In December, Ressa was charged with tax fraud offences that could shut her website down. And she has now been charged with “cyber libel” over a 2012 story about alleged ties between a judge and a businessman with alleged links to human trafficking and drug smuggling.
After her arrest, Ressa spent the night in jail and, when released the next morning on bail, went straight back to the newsroom. “No amount of legal cases, black propaganda and lies can silence Filipino journalists who continue to hold the line,” she said in a statement.
The United Nations High Commissioner for Human Rights, journalist organisations and rights groups have all condemned her arrest. “This is brazenly politically motivated,” said Butch Olano of Amnesty International Philippines.
Duterte’s assault on his critics extends beyond Rappler. Other reporters, lawyers and activists have also been targeted.
On Tuesday, Duterte’s office denied that he was trying to silence Ressa. “The administration should not be blamed if it enforces the law more rigorously than its predecessors,” his spokesperson said.

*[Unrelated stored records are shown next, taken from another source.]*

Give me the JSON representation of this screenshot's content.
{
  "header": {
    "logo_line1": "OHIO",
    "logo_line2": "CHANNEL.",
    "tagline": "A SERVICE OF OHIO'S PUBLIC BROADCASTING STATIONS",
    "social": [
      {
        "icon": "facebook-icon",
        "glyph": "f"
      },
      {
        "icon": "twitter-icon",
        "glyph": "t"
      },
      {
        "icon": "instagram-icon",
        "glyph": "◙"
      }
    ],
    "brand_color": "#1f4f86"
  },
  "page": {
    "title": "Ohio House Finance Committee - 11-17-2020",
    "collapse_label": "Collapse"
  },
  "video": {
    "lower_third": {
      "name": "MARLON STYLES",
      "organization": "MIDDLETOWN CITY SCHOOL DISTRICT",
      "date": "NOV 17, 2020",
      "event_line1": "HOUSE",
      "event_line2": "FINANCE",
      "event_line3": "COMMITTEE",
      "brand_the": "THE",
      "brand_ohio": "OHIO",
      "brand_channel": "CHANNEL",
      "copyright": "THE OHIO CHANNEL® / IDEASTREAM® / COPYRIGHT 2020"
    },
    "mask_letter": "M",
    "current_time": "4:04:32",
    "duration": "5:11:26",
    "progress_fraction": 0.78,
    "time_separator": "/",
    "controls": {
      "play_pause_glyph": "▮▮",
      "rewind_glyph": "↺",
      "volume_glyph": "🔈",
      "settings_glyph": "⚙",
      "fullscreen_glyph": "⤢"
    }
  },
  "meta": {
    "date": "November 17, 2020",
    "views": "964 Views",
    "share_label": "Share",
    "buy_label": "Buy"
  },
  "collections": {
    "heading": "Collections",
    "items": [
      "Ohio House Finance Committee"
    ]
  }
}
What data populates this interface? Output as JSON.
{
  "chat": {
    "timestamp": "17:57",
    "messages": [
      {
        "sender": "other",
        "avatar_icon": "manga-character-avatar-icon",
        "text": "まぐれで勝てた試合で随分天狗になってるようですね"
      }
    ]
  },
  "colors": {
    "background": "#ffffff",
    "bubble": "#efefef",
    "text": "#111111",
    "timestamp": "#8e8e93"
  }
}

Donald Trump has often complained about the awarding of a Nobel peace prize to Barack Obama in 2009. “They’ll never give it to me,” Trump lamented to The New York Post in November, before immediately griping about the failure to give him an Emmy Award for The Apprentice.
Now, it turns out Trump has been nominated for this year’s peace prize – apparently after the White House “informally” asked Japan to nominate him.
Trump disclosed his candidacy at a recent press conference, saying he had been given a copy of the “beautiful” five-page nomination letter written by Japanese prime minister Shinzō Abe. The letter apparently praises Trump for seeking a nuclear deal with North Korea.
“... he [Abe] had missiles flying over Japan,” Trump said. “Now, all of a sudden … they feel safe. I did that.”
Abe refused to publicly confirm he had nominated Trump, citing the Nobel committee’s policy of not naming those who make recommendations.
But the endorsement is entirely consistent with Abe’s shameless approach to Trump. After Trump’s election, Abe famously rushed to the US and became the first leader to meet with him before presenting the president-elect with a golden golf club worth $US3755.
But the sycophancy stems from anxiety. Abe, a staunch supporter of Washington, is worried about Trump, who has questioned the value of the US–Japan alliance and has targeted Tokyo as part of his trade war. Abe also fears Trump will overlook Japan’s security needs in his desperation to reach a prizewinning deal with North Korea.
It is too soon to tell whether Abe’s efforts will reap any special benefits from Trump, who noted that he also deserves a Nobel for his handling of the war in Syria.
This article was first published in the print edition of The Saturday Paper on Feb 23, 2019 as "West losing its grip on the global order ". Subscribe here.